Big Picture: Day 342

Readings: Romans 4-7.

It’s been said before that there is no such thing as a perfect church, but if there was it would cease to be so as soon as one of us joined it. Try as we might, we can never reach perfection. However, perfection is exactly what God requires of us. We are disciples of Jesus, seeking throughout our lives to become more like him, which means perfection.

The trouble is with me, for I am all too human, a slave to sin. I don’t really understand myself, for I want to do what is right, but I don’t do it. Instead, I do what I hate. But if I know that what I am doing is wrong, this shows that I agree that the law is good. So I am not the one doing wrong; it is sin living in me that does it.

And I know that nothing good lives in me, that is, in my sinful nature. I want to do what is right, but I can’t. I want to do what is good, but I don’t. I don’t want to do what is wrong, but I do it anyway. But if I do what I don’t want to do, I am not really the one doing wrong; it is sin living in me that does it. (Romans 7:14-20, NLT)

Have you ever been stuck in a sinful habit? For me, there is one significant period of my life which comes to mind. I spent several years in my teens struggling with an addiction to pornography. I’ve spoken about this before from the platform. I tried my best to change my behaviour, but was unable to do it myself. I can really relate to what Paul writes here. When we’re trapped in a cycle of sin we can begin to feel helpless. Our self-esteem plummets every time we repeat the sin (although at points there is a part of us which enjoys the sin) and we drift further from God because we don’t feel worthy of coming near to him.

Thinking of ourselves as slaves to sin, as Paul describes it, is both accurate and potentially unhelpful. There is a part of us – which Paul describes elsewhere as “the flesh” – which is prone to sin, almost as a compulsion. However, if we read those verses above in isolation we can wrongly convince ourselves that we bear no responsibility for our sin; after all, Paul says it is not really us doing wrong, but it is sin living within us. However, he doesn’t end there.

I have discovered this principle of life—that when I want to do what is right, I inevitably do what is wrong. I love God’s law with all my heart. But there is another power within me that is at war with my mind. This power makes me a slave to the sin that is still within me. Oh, what a miserable person I am! Who will free me from this life that is dominated by sin and death? Thank God! The answer is in Jesus Christ our Lord. So you see how it is: In my mind I really want to obey God’s law, but because of my sinful nature I am a slave to sin. (Romans 7:21-25, NLT)

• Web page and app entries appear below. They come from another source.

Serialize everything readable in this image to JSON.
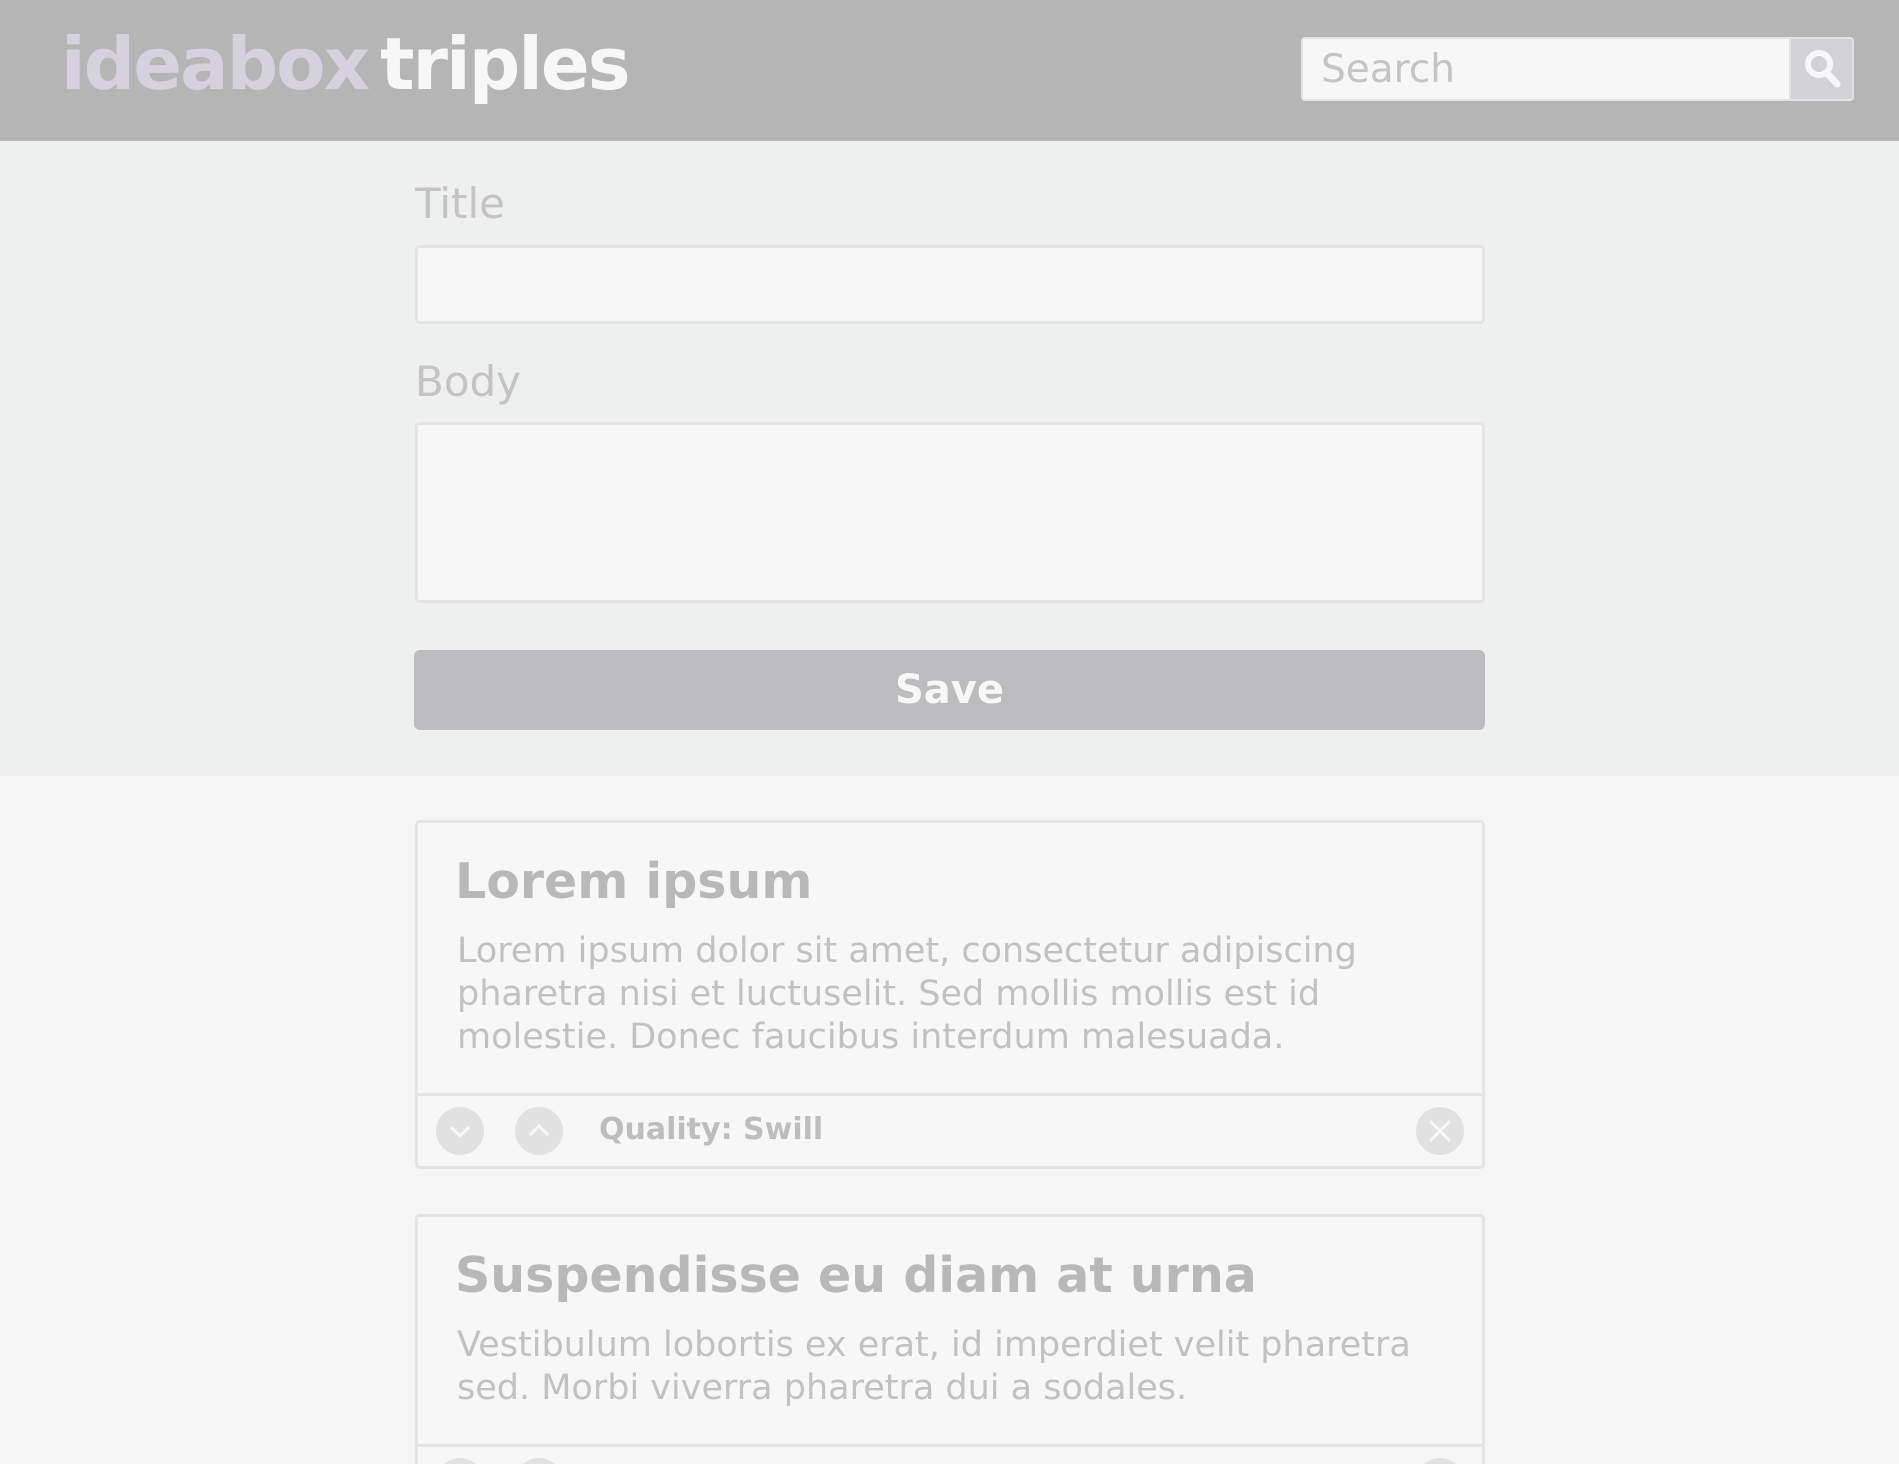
{
  "header": {
    "logo_part1": "ideabox",
    "logo_part2": "triples",
    "search": {
      "placeholder": "Search",
      "button_icon": "search-icon"
    }
  },
  "form": {
    "title_label": "Title",
    "title_value": "",
    "body_label": "Body",
    "body_value": "",
    "save_label": "Save"
  },
  "ideas": [
    {
      "title": "Lorem ipsum",
      "body": "Lorem ipsum dolor sit amet, consectetur adipiscing pharetra nisi et luctuselit. Sed mollis mollis est id molestie. Donec faucibus interdum malesuada.",
      "quality": "Quality: Swill",
      "icons": [
        "chevron-down-icon",
        "chevron-up-icon",
        "close-icon"
      ]
    },
    {
      "title": "Suspendisse eu diam at urna",
      "body": "Vestibulum lobortis ex erat, id imperdiet velit pharetra sed. Morbi viverra pharetra dui a sodales.",
      "quality": "",
      "icons": [
        "chevron-down-icon",
        "chevron-up-icon",
        "close-icon"
      ]
    }
  ],
  "colors": {
    "header_bg": "#b5b5b5",
    "logo_primary": "#d5d2de",
    "logo_secondary": "#f7f7f7",
    "form_bg": "#eef0ef",
    "page_bg": "#f4f5f4",
    "save_button": "#bcbcbe",
    "card_bg": "#f7f7f7"
  }
}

If we rely upon ourselves to attain perfection, we will fail every time. Even if we try our hardest to live a holy life, sin will trip us up and leave us flat on the floor. Mercifully, this is not the only option open to us. We can choose to rely upon Jesus to battle our compulsion to sin. We cannot achieve perfection in this life, but that does not mean that we should stop trying, following the leading and guiding of Jesus through the Holy Spirit, so that we no longer live in slavery to sin.

When we do sin – and we will – we know with certainty that Jesus will forgive us. He has already achieved that for us on the cross. If you’re stuck in a pattern of sin right now, don’t wallow in your guilt. I’ve wasted far too much of my life convincing myself I’m not worthy of coming to God for forgiveness – we’re never worthy, that’s the point! We can come to God for forgiveness the instant we’ve sinned, because Jesus is worthy and he has made the way for us. Don’t hesitate for one moment in confessing your sin to God and seeking his forgiveness. You can’t fix anything by punishing yourself, but God can deal with all things through his grace.